It's the Louis van Gaal way. 0-0 is the default result, especially when the opposition work out that you need to sit back against United and hit hard on the counter-attack. For van Gaal, in his cosy little world, that is a small victory.

Manchester City under Pellegrini, for instance, never change their game for anyone. This is a side that feels that they can play 4-4-2 against Barcelona and get away with it. Stupid, but slightly admirable and yet they came to Old Trafford in a shape that fully adjusted with the sole aim of not losing the game. Pellegrini, like any manager should against this United side, opted to hit United on the break. 

Louis van Gaal probably privately feels that he is being let down by the players he has shown faith in and none is bigger than his captain who he has backed strongly since the start of the season. He felt that Ander Herrera should have stabbed that first half chance in and approached him at full time to ask what had happened. The Dutchman's style is rarely comprises a chance after chance game. The three half chances created are expected to be put away by the player the chance falls to with no margin for error because the elaborate process used to arrive at that chance has been free of error. 

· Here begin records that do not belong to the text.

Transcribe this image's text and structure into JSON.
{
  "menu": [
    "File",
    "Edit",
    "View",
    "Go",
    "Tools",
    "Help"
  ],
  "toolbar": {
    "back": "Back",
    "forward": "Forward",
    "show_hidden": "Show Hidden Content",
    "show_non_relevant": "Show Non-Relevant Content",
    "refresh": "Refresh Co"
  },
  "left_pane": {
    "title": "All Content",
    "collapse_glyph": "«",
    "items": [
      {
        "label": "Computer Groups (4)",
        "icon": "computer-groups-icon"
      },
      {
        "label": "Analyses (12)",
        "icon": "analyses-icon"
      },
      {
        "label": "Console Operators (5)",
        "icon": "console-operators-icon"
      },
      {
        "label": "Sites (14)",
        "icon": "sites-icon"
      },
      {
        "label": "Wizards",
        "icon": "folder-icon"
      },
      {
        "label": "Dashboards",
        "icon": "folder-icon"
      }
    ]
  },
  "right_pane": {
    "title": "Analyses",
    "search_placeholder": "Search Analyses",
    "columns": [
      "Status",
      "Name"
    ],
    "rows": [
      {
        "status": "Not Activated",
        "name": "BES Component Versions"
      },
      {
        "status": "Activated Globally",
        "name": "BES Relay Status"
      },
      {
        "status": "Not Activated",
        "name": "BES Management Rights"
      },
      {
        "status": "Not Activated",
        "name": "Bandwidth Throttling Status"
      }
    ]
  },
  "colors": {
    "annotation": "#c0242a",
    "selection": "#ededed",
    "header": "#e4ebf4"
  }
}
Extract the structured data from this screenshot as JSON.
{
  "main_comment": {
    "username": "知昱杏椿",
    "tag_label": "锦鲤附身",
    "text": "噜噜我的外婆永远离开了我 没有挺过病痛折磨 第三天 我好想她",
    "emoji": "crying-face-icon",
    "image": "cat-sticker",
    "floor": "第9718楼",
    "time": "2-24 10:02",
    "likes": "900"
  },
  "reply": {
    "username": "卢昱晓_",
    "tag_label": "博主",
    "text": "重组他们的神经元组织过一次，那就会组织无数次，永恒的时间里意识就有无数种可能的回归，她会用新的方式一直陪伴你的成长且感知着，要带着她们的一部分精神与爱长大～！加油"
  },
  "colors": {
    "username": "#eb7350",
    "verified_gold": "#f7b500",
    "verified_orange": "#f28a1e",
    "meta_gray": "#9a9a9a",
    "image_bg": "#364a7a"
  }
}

The point is, it might be slow, boring, energy sapping, difficult to watch, but that has been the man in charge's way of ding things for over 20 years. That it has worked elsewhere makes it all the more difficult to change it for Manchester United. It has cost him his job at clubs of similar stature and so there is but one option the fans are calling for if they have failed to buy into the manager's style of football. At the moment, it feels like there is a lot of love for LVG and his idiosyncratic press conferences but little for it on the pitch. 

If fans would have their way, they would like to keep van Gaal and change the way the team plays. The best of both worlds if you like. A Chelsea mate of mine recently told me he would prefer to keep a Jose Mourinho that had the personality of Manuel Pellegrini.  Unfortunately, it never plays out that way with managers that big. It is, usually, what it is.

Since the powers that be made their decision regarding choice of manager ahead of other available options, United fans need to get themselves accustomed to the possibility that the club's style of play could be subject of change as often as they change their managers. Louis van Gaal, however, and rather unselfishly is attempting to build a style of play that would out-last the reign of any domestic or continental manager after him in a way that the English helter-skelter style wouldn't survive if say United appointed a Pep Guardiola or a Diego Simeone in future after Ryan Giggs. 

This, mind you, is not an official backing of the manager, but an explanation of a disconnect that i felt was prevailing. As usual, you can express your opinion in the comments section below.

CSKA Moscow
Which brings us to this evening's entertainment, or lack of it, against the Russian Champions at Old Trafford. I guess it helps that our last goal was against them. We should be a shoe in for another goal, right?

CSKA manager, Leonid Viktorovich Slutsky, has in his pre-match presser let loose his approach to the game. They will play as compact as they did in Moscow and hit United on the counter-attack. Hmmm... I wonder where he worked out those brilliant tactics from?

The onus is squarely on Louis van Gaal to, A) Set his team up to score on the night, B) Nullify CSKA on the break and perhaps more crucially C) Find a way to win the match to stay on course for qualification.

The Bottom-Line
Group B is shaping up to be a fine case for the calculators come Matchday 6. However, two straight home games before the difficult trip to VfL Wolfsburg should see United qualify before then. Win today and the result in Russia is a good point. Fail to do so and United will have left themselves a 'rat race' to get out of what was not the most difficult group when the draw was made.